My wish was to start in the south east corner of our block (the house faces east) working our way across the front yard, make wonderful raised, no dig garden beds.

All good plans usually end in a reality check and mine was that we had no money, no materials and I was recovering from a flu that left me feeling a little overwhelmed at creating the garden.

The other reality was that we had over a dozen fruit trees, either bare rooted or in pots, desperately needing to be put in the ground.

So what do you do when you are creating an urban farm and you need help?

Invite wwoofers!

What you ask is a Wwoofer?

Wwoof stands for Willing Workers On Organic Farms, Wwoofers are what we call the wonderful people who are these willing workers and we can Wwoofing the action of doing the work!

Wwoofing started as a way for people interested in learning about organic farming to help out at working organic farms and learn ‘on the job’. Wwoofing then expanded to include travelers wanting to learn not only about organic farming but about how other people live. Wwoofing is now global.

A Wwoofer usually helps out for 4-6 hours a day in exchange for education and board.

I had been a wwoof host on my country property in East Gippsland for a number of years, I hadn’t really thought of inviting wwoofers to my Melbourne home, didn’t really think anyone would be interested – how wrong I was.

Within what felt like days I had my first enquiry, a young woman traveling from Korea came to stay.

Together we dug the first hole, planted the first tree, a lemonade tree and re potted all the trees just in case I couldn’t get the trees into the ground by the end of winter.

Next, two koren students on uni break asked to visit. Wow could these women work. We got half a dozen trees in along the driveway and completed two no dig garden beds.

These women did look at me a bit strange when I explained the gardens vision, I had promised to send them the pictures which is one of the reasons I have done this blog. All of our wwoofer visitors can now see what they helped build.

Since then we have had many wwoofers visit, some for a few day, some for a few weeks, some even stayed for a few months.

Without Wwoofers what we have today wouldn’t have been possible.

flat, green and no life in sight.

October 3, 2008

That’s what we started with.

Our urban farm day one

Our urban farm day one

Couldn’t even find an bug, just a compacted green lawn with a millimetre of dirt, then solid clay.

Oh and did I say lawn, I meant 50 years worth of mowed Kikuyu grass, one thick mat of the most invasive grass, the type that puts fear into the hearts of gardener.

Now there is one rule I live by:

No poisons, ever!

I have sat with very knowledgeable farmers and gardeners and all have a laugh when a ‘newby’ ask how can they get rid of Kikuyu. I heard and read many interesting ways of getting rid of this menace.

So this is what we did …….

Mulched all the trees that needed to be removed from our block (that’s another story) and put all this on our front lawn.

Ordered another large truck of mulch and that also went on our front lawn.

We then spread it to about one foot deep.

That was it and IT WORKED!

On two occasions we saw a sad and sorry piece of Kikuyu poke itself through, dug it out and never had a problem again.

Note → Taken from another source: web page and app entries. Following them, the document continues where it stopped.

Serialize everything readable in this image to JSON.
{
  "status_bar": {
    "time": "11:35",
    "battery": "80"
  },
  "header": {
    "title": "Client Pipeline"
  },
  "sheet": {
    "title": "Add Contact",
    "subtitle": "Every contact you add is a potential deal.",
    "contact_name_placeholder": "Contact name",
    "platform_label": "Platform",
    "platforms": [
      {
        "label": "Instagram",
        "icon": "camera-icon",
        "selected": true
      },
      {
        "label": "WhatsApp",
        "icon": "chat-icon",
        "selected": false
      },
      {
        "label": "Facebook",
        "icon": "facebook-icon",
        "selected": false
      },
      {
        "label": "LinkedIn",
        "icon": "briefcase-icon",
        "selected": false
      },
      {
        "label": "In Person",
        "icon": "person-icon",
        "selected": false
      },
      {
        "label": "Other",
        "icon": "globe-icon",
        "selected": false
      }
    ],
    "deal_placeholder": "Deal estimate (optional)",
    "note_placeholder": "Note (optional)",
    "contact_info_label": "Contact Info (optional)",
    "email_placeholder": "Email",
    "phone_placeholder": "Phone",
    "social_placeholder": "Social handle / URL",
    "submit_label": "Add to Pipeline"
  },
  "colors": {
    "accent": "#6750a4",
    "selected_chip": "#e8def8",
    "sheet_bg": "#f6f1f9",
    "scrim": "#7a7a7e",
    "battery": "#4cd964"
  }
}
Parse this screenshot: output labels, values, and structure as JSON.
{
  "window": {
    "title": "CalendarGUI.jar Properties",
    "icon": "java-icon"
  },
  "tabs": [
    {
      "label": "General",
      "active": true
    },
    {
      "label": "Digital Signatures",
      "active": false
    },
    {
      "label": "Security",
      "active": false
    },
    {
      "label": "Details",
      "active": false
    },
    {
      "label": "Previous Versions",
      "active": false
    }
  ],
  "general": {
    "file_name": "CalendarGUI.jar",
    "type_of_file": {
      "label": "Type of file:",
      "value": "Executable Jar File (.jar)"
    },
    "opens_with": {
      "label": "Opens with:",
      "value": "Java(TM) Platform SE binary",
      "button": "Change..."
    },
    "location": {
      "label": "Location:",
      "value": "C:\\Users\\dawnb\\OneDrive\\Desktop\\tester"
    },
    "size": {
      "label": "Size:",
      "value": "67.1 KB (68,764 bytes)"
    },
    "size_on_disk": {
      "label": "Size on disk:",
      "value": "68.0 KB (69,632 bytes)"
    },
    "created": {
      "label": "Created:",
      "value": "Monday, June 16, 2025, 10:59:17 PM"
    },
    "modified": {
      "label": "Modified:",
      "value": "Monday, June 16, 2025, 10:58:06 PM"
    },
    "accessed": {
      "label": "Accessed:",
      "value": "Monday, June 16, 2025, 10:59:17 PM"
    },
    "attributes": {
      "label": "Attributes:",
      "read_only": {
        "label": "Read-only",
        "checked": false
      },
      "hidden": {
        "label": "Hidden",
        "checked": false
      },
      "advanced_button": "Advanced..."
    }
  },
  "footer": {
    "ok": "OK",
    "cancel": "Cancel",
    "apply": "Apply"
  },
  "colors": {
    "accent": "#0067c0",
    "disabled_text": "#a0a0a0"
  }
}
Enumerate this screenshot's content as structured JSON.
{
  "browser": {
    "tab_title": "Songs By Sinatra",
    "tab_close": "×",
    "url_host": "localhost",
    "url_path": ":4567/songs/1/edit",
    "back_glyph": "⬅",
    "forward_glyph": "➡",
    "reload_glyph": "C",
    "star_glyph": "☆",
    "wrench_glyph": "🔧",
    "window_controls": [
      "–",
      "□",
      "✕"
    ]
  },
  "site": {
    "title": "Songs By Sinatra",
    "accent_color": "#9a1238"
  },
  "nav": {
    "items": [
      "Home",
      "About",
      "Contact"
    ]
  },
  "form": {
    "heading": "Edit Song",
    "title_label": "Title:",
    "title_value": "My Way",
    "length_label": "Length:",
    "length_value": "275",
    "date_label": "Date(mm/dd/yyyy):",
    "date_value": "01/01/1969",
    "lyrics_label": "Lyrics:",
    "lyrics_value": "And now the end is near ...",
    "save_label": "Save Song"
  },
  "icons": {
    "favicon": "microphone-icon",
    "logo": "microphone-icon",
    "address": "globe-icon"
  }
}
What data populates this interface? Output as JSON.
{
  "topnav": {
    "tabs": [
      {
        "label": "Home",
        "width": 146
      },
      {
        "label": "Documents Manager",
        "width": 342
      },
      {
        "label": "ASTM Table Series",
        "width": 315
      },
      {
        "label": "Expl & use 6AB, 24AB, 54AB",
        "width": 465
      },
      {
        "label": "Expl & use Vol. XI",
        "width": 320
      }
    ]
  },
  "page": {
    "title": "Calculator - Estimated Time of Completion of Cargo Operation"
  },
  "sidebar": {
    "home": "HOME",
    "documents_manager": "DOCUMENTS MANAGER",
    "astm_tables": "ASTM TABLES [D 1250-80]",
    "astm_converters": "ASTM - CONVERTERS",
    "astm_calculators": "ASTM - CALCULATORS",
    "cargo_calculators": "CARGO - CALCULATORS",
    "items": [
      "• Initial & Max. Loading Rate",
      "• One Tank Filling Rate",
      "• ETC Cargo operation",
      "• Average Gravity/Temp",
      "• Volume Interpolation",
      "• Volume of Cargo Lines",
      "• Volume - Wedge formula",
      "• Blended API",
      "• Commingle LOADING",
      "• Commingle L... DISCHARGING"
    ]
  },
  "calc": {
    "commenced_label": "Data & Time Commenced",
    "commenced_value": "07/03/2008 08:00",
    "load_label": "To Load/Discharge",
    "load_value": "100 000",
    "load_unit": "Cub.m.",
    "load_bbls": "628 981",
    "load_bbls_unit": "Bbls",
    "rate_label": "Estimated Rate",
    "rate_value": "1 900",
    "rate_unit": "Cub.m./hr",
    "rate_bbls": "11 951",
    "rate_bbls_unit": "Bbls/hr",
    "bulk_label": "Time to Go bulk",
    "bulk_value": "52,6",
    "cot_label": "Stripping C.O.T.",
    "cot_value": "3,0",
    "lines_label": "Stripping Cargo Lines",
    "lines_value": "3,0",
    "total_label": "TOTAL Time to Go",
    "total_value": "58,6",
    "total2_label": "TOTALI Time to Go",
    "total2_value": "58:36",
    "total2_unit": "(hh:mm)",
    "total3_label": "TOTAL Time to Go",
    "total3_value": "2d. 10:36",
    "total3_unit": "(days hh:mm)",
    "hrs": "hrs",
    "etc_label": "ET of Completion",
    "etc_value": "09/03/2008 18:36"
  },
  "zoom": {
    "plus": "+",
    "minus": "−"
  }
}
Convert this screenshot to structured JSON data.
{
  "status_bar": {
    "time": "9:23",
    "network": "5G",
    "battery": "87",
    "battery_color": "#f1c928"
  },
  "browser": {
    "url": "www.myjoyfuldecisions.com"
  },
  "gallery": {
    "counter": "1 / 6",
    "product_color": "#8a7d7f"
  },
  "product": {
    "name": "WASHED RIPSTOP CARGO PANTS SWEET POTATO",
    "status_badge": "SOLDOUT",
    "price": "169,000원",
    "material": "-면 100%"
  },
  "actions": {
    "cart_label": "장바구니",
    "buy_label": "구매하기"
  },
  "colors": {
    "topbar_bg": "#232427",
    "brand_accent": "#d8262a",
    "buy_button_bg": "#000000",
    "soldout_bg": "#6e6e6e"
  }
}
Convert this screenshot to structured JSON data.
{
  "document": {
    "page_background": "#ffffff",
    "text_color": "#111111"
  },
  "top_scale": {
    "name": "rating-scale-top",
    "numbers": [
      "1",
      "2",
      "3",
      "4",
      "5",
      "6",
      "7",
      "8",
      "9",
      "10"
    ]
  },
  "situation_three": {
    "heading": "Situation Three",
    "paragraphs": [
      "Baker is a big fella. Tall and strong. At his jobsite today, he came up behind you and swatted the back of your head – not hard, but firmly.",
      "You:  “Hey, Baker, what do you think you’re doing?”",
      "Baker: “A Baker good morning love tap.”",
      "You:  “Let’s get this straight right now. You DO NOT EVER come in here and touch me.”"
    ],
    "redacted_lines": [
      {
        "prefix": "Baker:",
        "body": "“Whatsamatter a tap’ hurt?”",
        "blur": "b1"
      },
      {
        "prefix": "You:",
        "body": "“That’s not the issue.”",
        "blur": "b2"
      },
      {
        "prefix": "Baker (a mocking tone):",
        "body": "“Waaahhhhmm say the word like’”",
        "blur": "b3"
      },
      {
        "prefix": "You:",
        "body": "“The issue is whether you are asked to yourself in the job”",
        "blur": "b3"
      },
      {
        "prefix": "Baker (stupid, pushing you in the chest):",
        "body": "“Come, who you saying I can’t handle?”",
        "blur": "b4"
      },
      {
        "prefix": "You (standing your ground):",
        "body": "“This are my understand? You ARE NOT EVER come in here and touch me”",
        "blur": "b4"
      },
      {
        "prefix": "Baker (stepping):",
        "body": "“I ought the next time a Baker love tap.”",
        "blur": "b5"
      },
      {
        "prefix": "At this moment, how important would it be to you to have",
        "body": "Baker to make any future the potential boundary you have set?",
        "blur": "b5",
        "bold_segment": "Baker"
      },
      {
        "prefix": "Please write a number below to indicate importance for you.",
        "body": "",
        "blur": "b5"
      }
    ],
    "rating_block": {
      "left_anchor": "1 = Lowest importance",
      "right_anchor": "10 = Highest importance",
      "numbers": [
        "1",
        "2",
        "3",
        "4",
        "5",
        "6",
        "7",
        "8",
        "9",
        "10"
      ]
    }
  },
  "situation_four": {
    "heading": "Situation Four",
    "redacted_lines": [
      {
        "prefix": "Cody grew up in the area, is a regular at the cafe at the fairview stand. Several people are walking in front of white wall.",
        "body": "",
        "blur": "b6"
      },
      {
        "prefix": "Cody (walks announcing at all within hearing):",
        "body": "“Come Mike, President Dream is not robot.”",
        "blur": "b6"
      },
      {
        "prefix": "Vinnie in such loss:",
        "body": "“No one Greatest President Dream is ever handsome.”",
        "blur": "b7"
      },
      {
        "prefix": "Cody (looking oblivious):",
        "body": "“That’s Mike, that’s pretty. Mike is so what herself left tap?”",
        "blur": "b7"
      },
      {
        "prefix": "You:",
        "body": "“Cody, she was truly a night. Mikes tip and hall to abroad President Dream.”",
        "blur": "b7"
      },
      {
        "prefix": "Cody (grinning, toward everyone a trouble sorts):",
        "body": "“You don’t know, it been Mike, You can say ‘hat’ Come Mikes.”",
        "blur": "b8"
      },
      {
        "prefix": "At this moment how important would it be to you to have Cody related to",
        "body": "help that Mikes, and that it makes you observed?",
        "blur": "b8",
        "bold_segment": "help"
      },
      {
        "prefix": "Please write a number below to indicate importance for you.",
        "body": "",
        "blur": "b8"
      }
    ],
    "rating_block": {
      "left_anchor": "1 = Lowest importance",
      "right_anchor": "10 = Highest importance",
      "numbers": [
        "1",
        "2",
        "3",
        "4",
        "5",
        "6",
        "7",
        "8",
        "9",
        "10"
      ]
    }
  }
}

Hello world!

October 3, 2008

Welcome, I’ve started this blog to share our adventures of setting up our urban farm.

In April 2007 my family moved in to a very well loved, old weatherboard in the Eastern suburbs of Melbourne. The year before we had moved from our home in East Gippsland.

We had missed the bush, so we thought we would recreate a little country oasis in the city.

I spent many hours designing and redesigning our urban farm. Like most gardeners, I look at a plan, then go with what feels right.

What we have today is a wonderful little oasis, growing and changing every day.

Please enjoy the following photo’s and stories.

Best Wishes

Deborah and Pete

Urban Farmers

If you wish to apply to volunteer at our urban farm property please read, Volunteering at our Urban Farm.